Colorectal cancer occurs when some of the cells that line the colon or rectum become abnormal and grow out of control. The abnormal growing cells create a polyp, which in turn may continue to grow and become cancer. Thanks to colorectal cancer screening, polyps can be found and removed before they turn into cancer. In addition, the earlier a cancer is found, the easier it is to cure.
What are some risk factors for colorectal cancer?
- Age – People over the age of 50 are at risk for colorectal cancer and should be screened.
- Polyps – Begin as non-cancerous growths on the inner wall of the colon or the rectum. Over time, polyps can become cancerous.
- Personal history – Women with a history of ovarian or uterine cancer have increased risk of developing colorectal cancer. People who have Ulcerative colitis or Crohn’s disease also are at higher risk.
- Family history – A family history of colorectal cancer, polyps or hereditary polyp syndrome also increases the risk for colorectal cancer.
- Lifestyle – Alcohol, smoking, lack of exercise and overweight status are additional risk factors.
- Diabetes – People with diabetes have an increased risk for colorectal cancer.
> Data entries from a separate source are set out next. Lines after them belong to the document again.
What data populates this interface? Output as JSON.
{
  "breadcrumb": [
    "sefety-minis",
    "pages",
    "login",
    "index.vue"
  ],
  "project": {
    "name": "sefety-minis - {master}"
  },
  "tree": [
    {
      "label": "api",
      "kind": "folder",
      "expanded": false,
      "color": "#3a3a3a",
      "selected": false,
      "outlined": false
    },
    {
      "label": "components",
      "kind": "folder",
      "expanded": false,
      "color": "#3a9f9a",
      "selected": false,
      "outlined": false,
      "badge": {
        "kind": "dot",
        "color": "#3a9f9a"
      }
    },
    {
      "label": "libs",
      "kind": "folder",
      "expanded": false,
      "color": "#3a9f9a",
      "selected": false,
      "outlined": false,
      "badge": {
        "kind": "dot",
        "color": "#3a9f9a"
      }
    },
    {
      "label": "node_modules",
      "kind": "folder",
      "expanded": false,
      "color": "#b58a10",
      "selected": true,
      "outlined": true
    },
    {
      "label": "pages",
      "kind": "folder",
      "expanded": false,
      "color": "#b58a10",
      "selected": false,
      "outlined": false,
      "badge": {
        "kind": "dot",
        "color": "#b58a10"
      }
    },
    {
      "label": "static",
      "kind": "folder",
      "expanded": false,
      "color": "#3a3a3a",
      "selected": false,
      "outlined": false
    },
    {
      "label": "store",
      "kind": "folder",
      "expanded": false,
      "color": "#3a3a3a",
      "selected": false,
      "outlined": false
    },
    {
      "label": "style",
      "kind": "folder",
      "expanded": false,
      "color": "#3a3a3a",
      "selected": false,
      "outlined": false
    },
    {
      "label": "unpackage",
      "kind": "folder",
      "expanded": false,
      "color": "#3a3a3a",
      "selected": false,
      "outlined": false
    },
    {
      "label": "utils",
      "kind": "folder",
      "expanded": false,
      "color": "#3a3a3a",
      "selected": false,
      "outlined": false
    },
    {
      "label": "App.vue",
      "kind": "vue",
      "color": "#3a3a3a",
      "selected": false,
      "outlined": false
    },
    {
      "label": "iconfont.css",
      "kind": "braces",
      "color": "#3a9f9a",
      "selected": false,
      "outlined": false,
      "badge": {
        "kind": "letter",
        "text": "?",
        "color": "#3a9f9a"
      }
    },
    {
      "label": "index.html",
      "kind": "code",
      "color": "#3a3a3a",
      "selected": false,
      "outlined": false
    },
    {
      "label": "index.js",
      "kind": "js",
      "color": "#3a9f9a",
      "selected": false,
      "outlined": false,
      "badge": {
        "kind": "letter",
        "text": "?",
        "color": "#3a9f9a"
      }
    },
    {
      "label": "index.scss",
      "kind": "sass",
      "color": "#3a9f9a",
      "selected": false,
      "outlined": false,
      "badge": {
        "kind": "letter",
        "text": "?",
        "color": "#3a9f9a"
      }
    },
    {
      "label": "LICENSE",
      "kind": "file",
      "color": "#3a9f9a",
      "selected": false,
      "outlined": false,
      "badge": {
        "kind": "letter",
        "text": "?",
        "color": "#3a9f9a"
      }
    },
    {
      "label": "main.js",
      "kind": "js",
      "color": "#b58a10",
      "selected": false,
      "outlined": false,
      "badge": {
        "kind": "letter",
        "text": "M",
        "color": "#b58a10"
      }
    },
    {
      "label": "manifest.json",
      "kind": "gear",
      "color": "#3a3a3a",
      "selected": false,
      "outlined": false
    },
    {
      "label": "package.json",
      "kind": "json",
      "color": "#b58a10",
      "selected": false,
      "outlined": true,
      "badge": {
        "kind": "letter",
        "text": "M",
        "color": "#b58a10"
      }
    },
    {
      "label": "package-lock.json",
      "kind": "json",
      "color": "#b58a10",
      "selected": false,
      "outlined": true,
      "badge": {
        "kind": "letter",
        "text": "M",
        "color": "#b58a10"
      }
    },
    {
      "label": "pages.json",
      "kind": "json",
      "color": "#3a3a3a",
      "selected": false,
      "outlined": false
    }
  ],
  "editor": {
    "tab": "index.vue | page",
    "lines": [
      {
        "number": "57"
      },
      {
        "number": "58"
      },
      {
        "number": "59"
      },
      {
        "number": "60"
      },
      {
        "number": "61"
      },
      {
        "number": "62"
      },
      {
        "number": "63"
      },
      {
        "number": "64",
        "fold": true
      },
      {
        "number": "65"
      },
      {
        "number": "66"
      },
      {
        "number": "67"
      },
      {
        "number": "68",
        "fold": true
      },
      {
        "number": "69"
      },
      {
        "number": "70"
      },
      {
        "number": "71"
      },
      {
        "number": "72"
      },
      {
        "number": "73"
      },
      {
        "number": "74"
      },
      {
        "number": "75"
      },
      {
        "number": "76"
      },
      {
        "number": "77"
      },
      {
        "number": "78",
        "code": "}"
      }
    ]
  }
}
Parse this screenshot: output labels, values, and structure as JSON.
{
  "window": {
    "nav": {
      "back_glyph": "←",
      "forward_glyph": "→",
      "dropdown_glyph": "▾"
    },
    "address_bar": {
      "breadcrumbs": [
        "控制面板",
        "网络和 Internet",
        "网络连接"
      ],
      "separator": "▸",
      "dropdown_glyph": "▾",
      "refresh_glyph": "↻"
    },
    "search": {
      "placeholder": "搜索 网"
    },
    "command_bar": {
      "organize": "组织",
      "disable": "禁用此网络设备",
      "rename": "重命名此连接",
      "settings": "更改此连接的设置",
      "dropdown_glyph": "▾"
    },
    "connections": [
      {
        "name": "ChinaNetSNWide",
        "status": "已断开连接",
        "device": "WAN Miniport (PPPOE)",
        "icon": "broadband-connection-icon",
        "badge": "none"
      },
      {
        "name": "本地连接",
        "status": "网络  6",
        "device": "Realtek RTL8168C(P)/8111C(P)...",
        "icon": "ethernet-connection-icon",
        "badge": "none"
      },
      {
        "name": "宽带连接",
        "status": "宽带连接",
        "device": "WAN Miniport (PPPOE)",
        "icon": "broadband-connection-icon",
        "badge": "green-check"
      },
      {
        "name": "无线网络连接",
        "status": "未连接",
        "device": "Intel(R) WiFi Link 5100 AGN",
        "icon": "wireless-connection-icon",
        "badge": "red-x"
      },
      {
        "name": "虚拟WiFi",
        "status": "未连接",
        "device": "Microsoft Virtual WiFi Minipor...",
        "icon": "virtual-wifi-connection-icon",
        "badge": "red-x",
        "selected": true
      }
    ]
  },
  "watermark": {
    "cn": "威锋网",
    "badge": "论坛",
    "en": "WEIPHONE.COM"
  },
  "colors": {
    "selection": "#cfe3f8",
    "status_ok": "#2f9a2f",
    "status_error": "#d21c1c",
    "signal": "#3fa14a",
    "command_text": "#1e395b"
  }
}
Colorectal cancer is the third most common cancer in both men and women in the US. Anyone can develop it, even younger people. Here are some answers to the most common questions about colon cancer.
There's no sure way to prevent colorectal cancer. But you can make changes in your life that will help you control as many of the risks as you can.